Test 4
NavUp
NavLeft NavRight

Test 4: RGB Triads

To ‘premix the colors at the source, another test setup was constructed with red, green, blue triads. Electrical consideration called for a distribution among the colors, using 10 red, 12 green and 12 blue LEDs. This will probably not result in white light with all LEDs driven to full power. However, by adjusting the duty cycle for each color, some useful information will still be obtained. the photo below shows the layout.

The front opening of the baffle shown was then closed off with a translucent sheet of Plexiglas not shown here) to diffuse the light and mix the colors. The resulting light was projected onto a white poster board some 20 inches away. By adjusting the duty cycle of each LED color (using the pulse-width controller), the overall color can be adjusted over a wide range. By driving only a single LED chain, pure monochromatic colors are obtained, of course.

However, one of the goals of these tests is to produce white light. Given the different efficiencies of the LEDs, the different response of the human eye to various colors and the subjective definition of “white” light, the results are as follows.

What I perceive as a pleasant white light, something between an incandescent and daylight, required duty cycles as follows:

    Red: 100% - Green: 74% - Blue: 21%

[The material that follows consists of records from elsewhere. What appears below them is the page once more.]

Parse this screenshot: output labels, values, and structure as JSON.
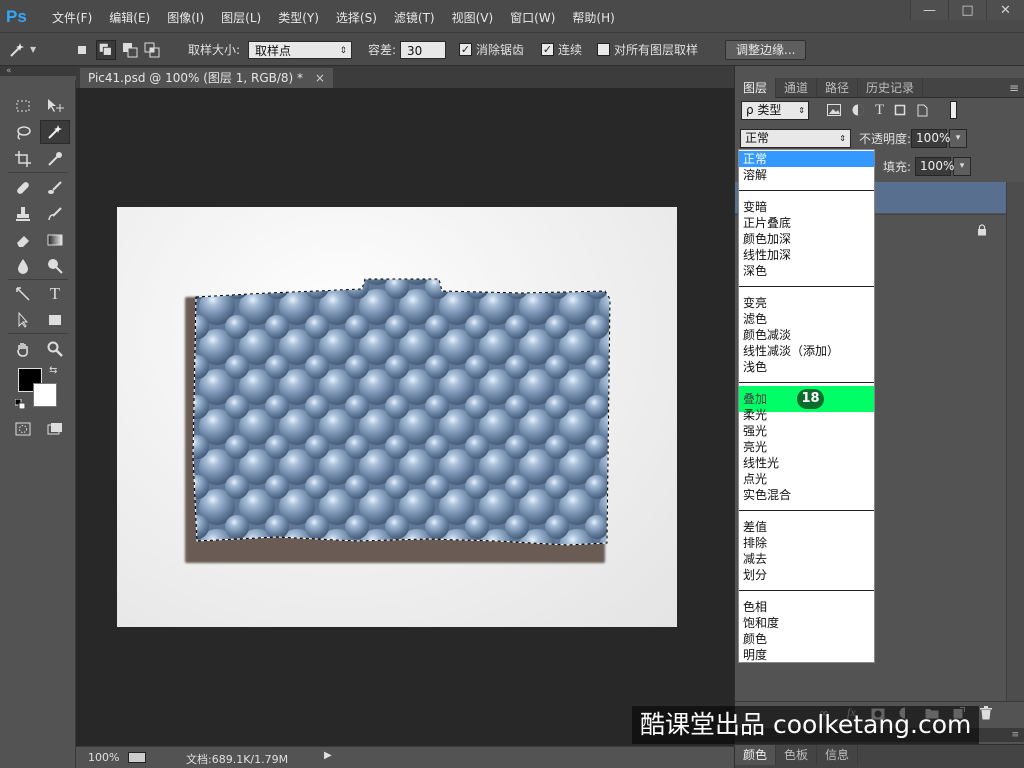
{
  "app": {
    "logo_text": "Ps",
    "menu": [
      "文件(F)",
      "编辑(E)",
      "图像(I)",
      "图层(L)",
      "类型(Y)",
      "选择(S)",
      "滤镜(T)",
      "视图(V)",
      "窗口(W)",
      "帮助(H)"
    ],
    "window_controls": [
      "—",
      "□",
      "✕"
    ]
  },
  "options": {
    "sample_size_label": "取样大小:",
    "sample_size_value": "取样点",
    "tolerance_label": "容差:",
    "tolerance_value": "30",
    "anti_alias_label": "消除锯齿",
    "anti_alias_checked": true,
    "contiguous_label": "连续",
    "contiguous_checked": true,
    "all_layers_label": "对所有图层取样",
    "all_layers_checked": false,
    "refine_edge_label": "调整边缘..."
  },
  "document": {
    "tab_title": "Pic41.psd @ 100% (图层 1, RGB/8) *",
    "tab_close": "×",
    "zoom": "100%",
    "doc_info": "文档:689.1K/1.79M"
  },
  "panels": {
    "tabs": [
      "图层",
      "通道",
      "路径",
      "历史记录"
    ],
    "filter_label": "ρ 类型",
    "filter_icons": [
      "image-icon",
      "adjustment-icon",
      "type-icon",
      "shape-icon",
      "smart-object-icon"
    ],
    "blend_mode_value": "正常",
    "opacity_label": "不透明度:",
    "opacity_value": "100%",
    "fill_label": "填充:",
    "fill_value": "100%",
    "bottom_tabs": [
      "颜色",
      "色板",
      "信息"
    ]
  },
  "blend_modes": {
    "groups": [
      [
        "正常",
        "溶解"
      ],
      [
        "变暗",
        "正片叠底",
        "颜色加深",
        "线性加深",
        "深色"
      ],
      [
        "变亮",
        "滤色",
        "颜色减淡",
        "线性减淡（添加）",
        "浅色"
      ],
      [
        "叠加",
        "柔光",
        "强光",
        "亮光",
        "线性光",
        "点光",
        "实色混合"
      ],
      [
        "差值",
        "排除",
        "减去",
        "划分"
      ],
      [
        "色相",
        "饱和度",
        "颜色",
        "明度"
      ]
    ],
    "selected": "正常",
    "highlighted": "叠加",
    "step_badge": "18"
  },
  "watermark": "酷课堂出品 coolketang.com",
  "colors": {
    "ps_blue": "#31a8ff",
    "selected_blue": "#3399ff",
    "highlight_green": "#00ff66",
    "badge_green": "#0d6b2e",
    "layer_selected": "#596f8f"
  }
}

Needless to say, using this ratio of LED quantities to obtain white light is not the thing to do. The test suggests new, different ratios. For example, one could use 20 red, 18 green and 6 blue LEDs, all driven to full capacity to achieve a similar result. This will be the subject of the next test.

 

TO BE CONTINUED ... Also see Remote Phosphor

     

[Home] [Introduction] [Pulsed LED] [PWM RGB Controller] [Circuit Board and Box] [Test 1] [Test 2] [Test 3] [Test 4]